My 2012 Time Capsule

January 9, 2013 6 comments

my-new-years-resolution

Before I look forward, I need to do a shoulder check.

Life as a parent means primarily a life of never ending errands, punctuated by making meals and driving to after school activities, so I like to look back to prove to myself my life isn’t one long grocery list. There are other things that move me forward as a human being; a growing and learning and therefore interesting human being – it’s just hard to remember them. Although my life revolves, irrevocably, around my children, I still want to have a little orbit of my own. A part that is separate from my mothering role, so that when they fly the coop I won’t streak out of the Milky Way altogether.

Normally, when I reflect on a year, I figure out what ages and grades my children were in, and go from there. So 2009 was the year of grades 5, 3 and kindergarten. From there I recall the teachers, who largely made up my social circle that year, and then recall the activities they were involved with, the coaches of whom completed my social circle, and so on.

Exciting stuff. I will inevitably do this with 2012. But of course, there was more to my year than how much homework my children did or didn’t have. Fantastic moments that were sandwiched in between orthodontic appointments and marinating pork tenderloin. Some of them involved amazing friends and family members, while others were found in quieter times within the pages of a book or in the stillness of the forest. It’s not an exhaustive list, but here are a few highlights of my 2012:

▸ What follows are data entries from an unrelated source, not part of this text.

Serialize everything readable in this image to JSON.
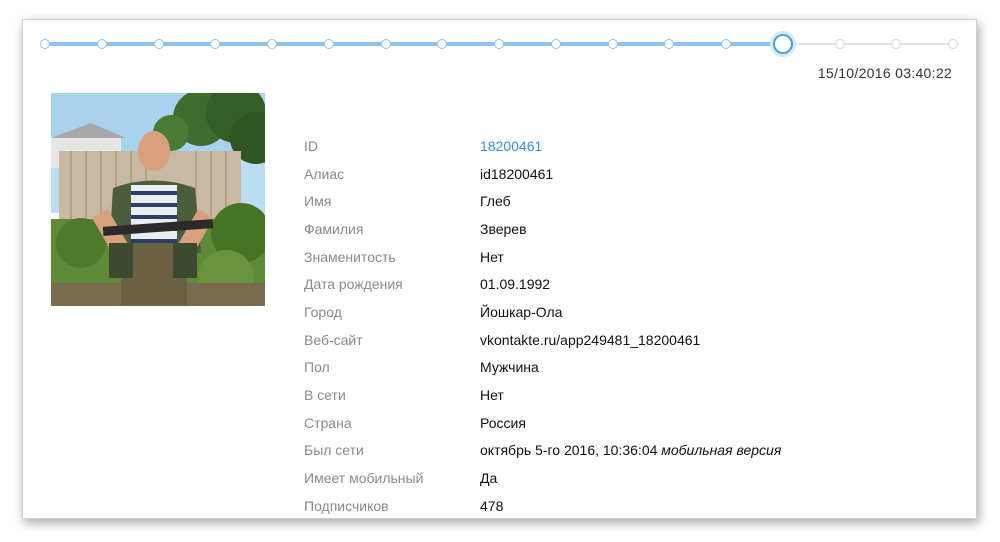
{
  "timestamp": "15/10/2016 03:40:22",
  "timeline": {
    "total_points": 17,
    "current_index": 13
  },
  "profile": [
    {
      "label": "ID",
      "value": "18200461",
      "link": true
    },
    {
      "label": "Алиас",
      "value": "id18200461"
    },
    {
      "label": "Имя",
      "value": "Глеб"
    },
    {
      "label": "Фамилия",
      "value": "Зверев"
    },
    {
      "label": "Знаменитость",
      "value": "Нет"
    },
    {
      "label": "Дата рождения",
      "value": "01.09.1992"
    },
    {
      "label": "Город",
      "value": "Йошкар-Ола"
    },
    {
      "label": "Веб-сайт",
      "value": "vkontakte.ru/app249481_18200461"
    },
    {
      "label": "Пол",
      "value": "Мужчина"
    },
    {
      "label": "В сети",
      "value": "Нет"
    },
    {
      "label": "Страна",
      "value": "Россия"
    },
    {
      "label": "Был сети",
      "value": "октябрь 5-го 2016, 10:36:04",
      "suffix": "мобильная версия"
    },
    {
      "label": "Имеет мобильный",
      "value": "Да"
    },
    {
      "label": "Подписчиков",
      "value": "478"
    }
  ],
  "colors": {
    "accent": "#3a8fd6",
    "track": "#8fc4ec",
    "label": "#8a8a8a"
  }
}
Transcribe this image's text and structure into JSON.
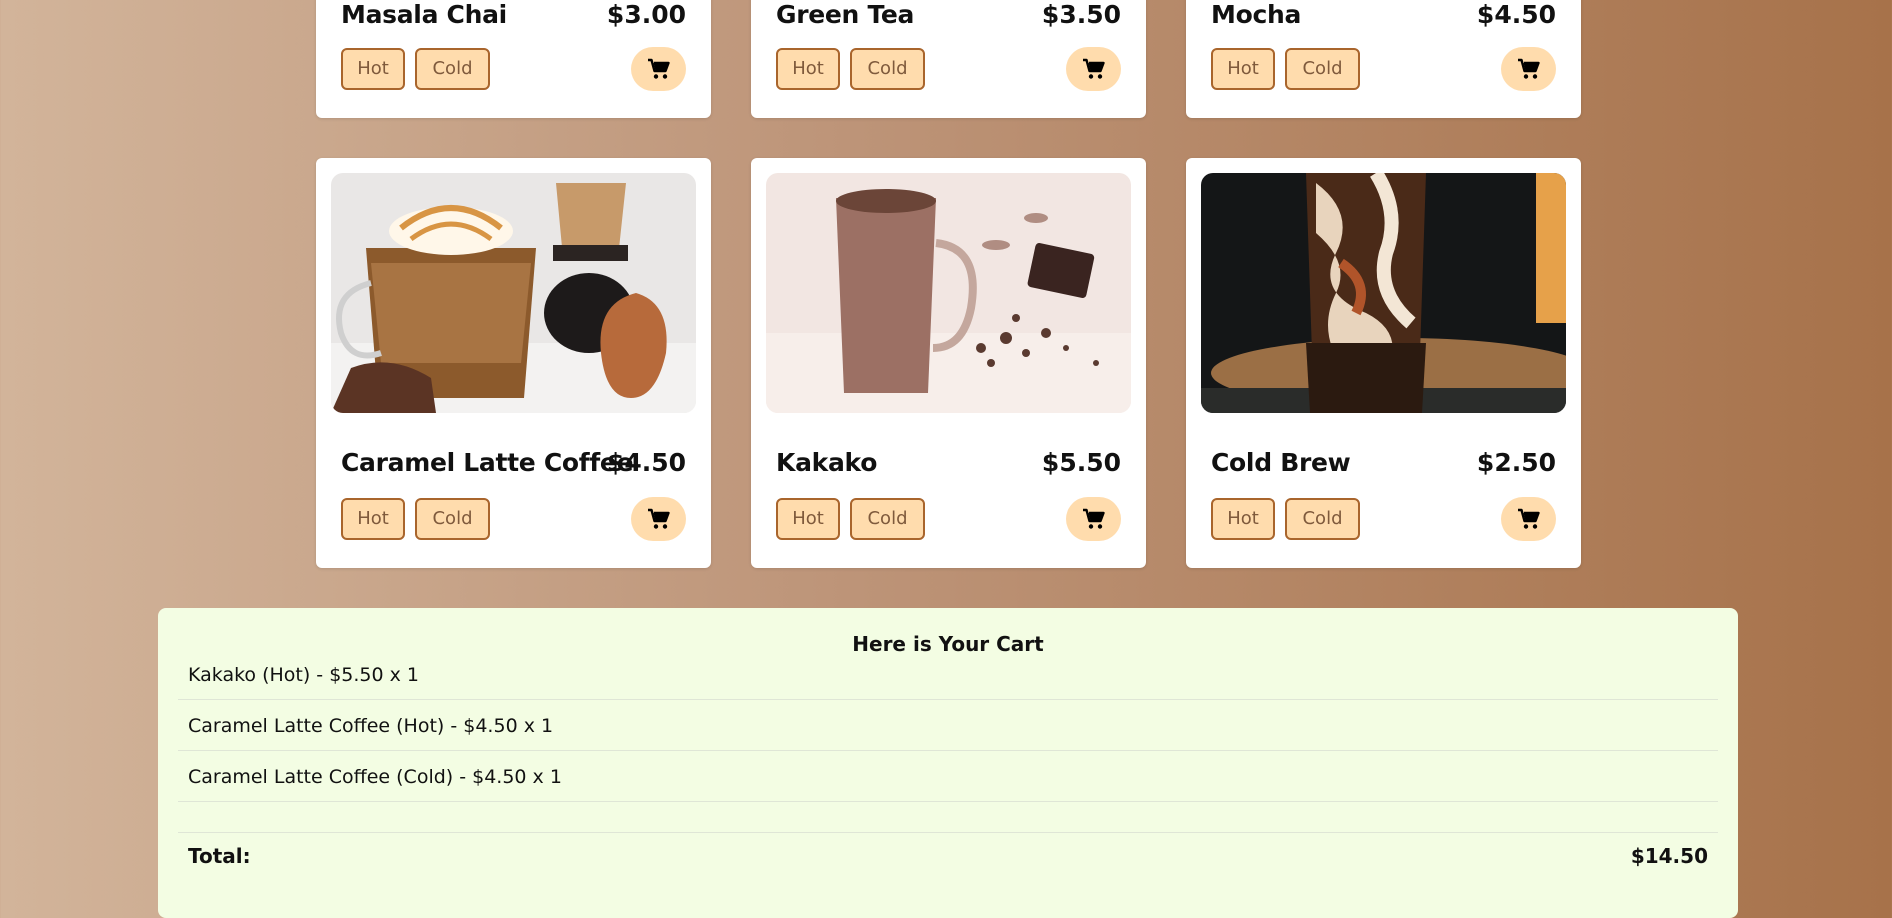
{
  "colors": {
    "background_start": "#d2b49a",
    "background_end": "#a7724a",
    "option_fill": "#ffdcad",
    "option_border": "#a9652c",
    "cart_panel": "#f3fde3"
  },
  "menu": {
    "top_row": [
      {
        "name": "Masala Chai",
        "price": "$3.00",
        "hot_label": "Hot",
        "cold_label": "Cold",
        "cart_icon": "cart-icon"
      },
      {
        "name": "Green Tea",
        "price": "$3.50",
        "hot_label": "Hot",
        "cold_label": "Cold",
        "cart_icon": "cart-icon"
      },
      {
        "name": "Mocha",
        "price": "$4.50",
        "hot_label": "Hot",
        "cold_label": "Cold",
        "cart_icon": "cart-icon"
      }
    ],
    "bottom_row": [
      {
        "name": "Caramel Latte Coffee",
        "price": "$4.50",
        "hot_label": "Hot",
        "cold_label": "Cold",
        "cart_icon": "cart-icon"
      },
      {
        "name": "Kakako",
        "price": "$5.50",
        "hot_label": "Hot",
        "cold_label": "Cold",
        "cart_icon": "cart-icon"
      },
      {
        "name": "Cold Brew",
        "price": "$2.50",
        "hot_label": "Hot",
        "cold_label": "Cold",
        "cart_icon": "cart-icon"
      }
    ]
  },
  "cart": {
    "title": "Here is Your Cart",
    "items": [
      "Kakako (Hot) - $5.50 x 1",
      "Caramel Latte Coffee (Hot) - $4.50 x 1",
      "Caramel Latte Coffee (Cold) - $4.50 x 1"
    ],
    "total_label": "Total:",
    "total_value": "$14.50"
  }
}
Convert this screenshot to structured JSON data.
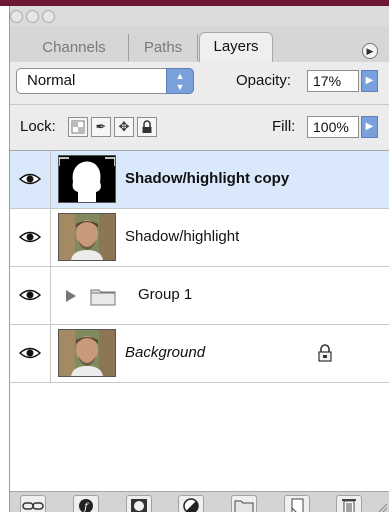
{
  "tabs": [
    {
      "label": "Channels",
      "active": false
    },
    {
      "label": "Paths",
      "active": false
    },
    {
      "label": "Layers",
      "active": true
    }
  ],
  "blend_mode": "Normal",
  "opacity": {
    "label": "Opacity:",
    "value": "17%"
  },
  "lock": {
    "label": "Lock:"
  },
  "fill": {
    "label": "Fill:",
    "value": "100%"
  },
  "layers": [
    {
      "name": "Shadow/highlight copy",
      "selected": true,
      "visible": true,
      "thumbnail": "mask-silhouette"
    },
    {
      "name": "Shadow/highlight",
      "selected": false,
      "visible": true,
      "thumbnail": "portrait-photo"
    },
    {
      "name": "Group 1",
      "selected": false,
      "visible": true,
      "thumbnail": "folder-icon",
      "collapsed": true
    },
    {
      "name": "Background",
      "selected": false,
      "visible": true,
      "thumbnail": "portrait-photo",
      "locked": true
    }
  ],
  "footer_icons": [
    "link-layers-icon",
    "layer-style-icon",
    "layer-mask-icon",
    "adjustment-layer-icon",
    "new-group-icon",
    "new-layer-icon",
    "trash-icon"
  ],
  "colors": {
    "selection": "#d9e8fb",
    "accent_button": "#7aa0dc",
    "window_top_bar": "#6e1736"
  }
}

  • It was a year of real estate: I didn’t move mountains, but I moved our family to a new neighborhood. A simple sentence that explains six months of headaches. Not so much a highlight as much as an achievement, but let’s not quibble over details.
  • I found wisdom, epiphanies, and triumphs in stories – too many books to list, but The Dovekeepers, When God Was a Rabbit, The History of Love, and Cloudstreet were a few of my favorite reads.
  • The wise powers at Lululemon advise me to do something everyday that scares you. I did one thing in 2012: I sent my rough draft of my novel to an editor. It took 364 days to work up to it, in my defense.
  • What’s a year without a soundtrack? If using the stereo of my youth, I’d have worn out the needle playing Bon Iver, Hey Rosetta, Edward Sharpe and the Magnetic Zeroes, and Kathleen Edwards over and over again, but luckily the digital versions are showing no signs of wear. The concert of the year easily goes to The Lumineers, who lit up the Vogue theater like no band I’ve seen.
  • I started swimming with a masters group. In my first week I swam more lengths of the pool than I had my entire life. And I’m old, so you do the math.
  • We vacationed in beautiful paradises, both near and far, but 2012 will go down as the year that I finally went to the city that Frank Sinatra crooned about. The one that is the setting for so many movies, books, and reality television shows that I felt like I knew it like the freckles on my daughters nose. I had to resist the urge to tell my cabbie to take Atlantic Avenue rather than the Long Island Expressway to get to JFK. It was weird.

There. It’s recorded for posterity – moments of magic amongst the mundane – these assorted flickers of joy help to distinguish my 2012 from the thousands of carrots I’ve peeled. They may pale in comparison to watching my children grow into astonishingly astute beings, but these moments, purely mine, help me to appreciate my little shooting stars even more.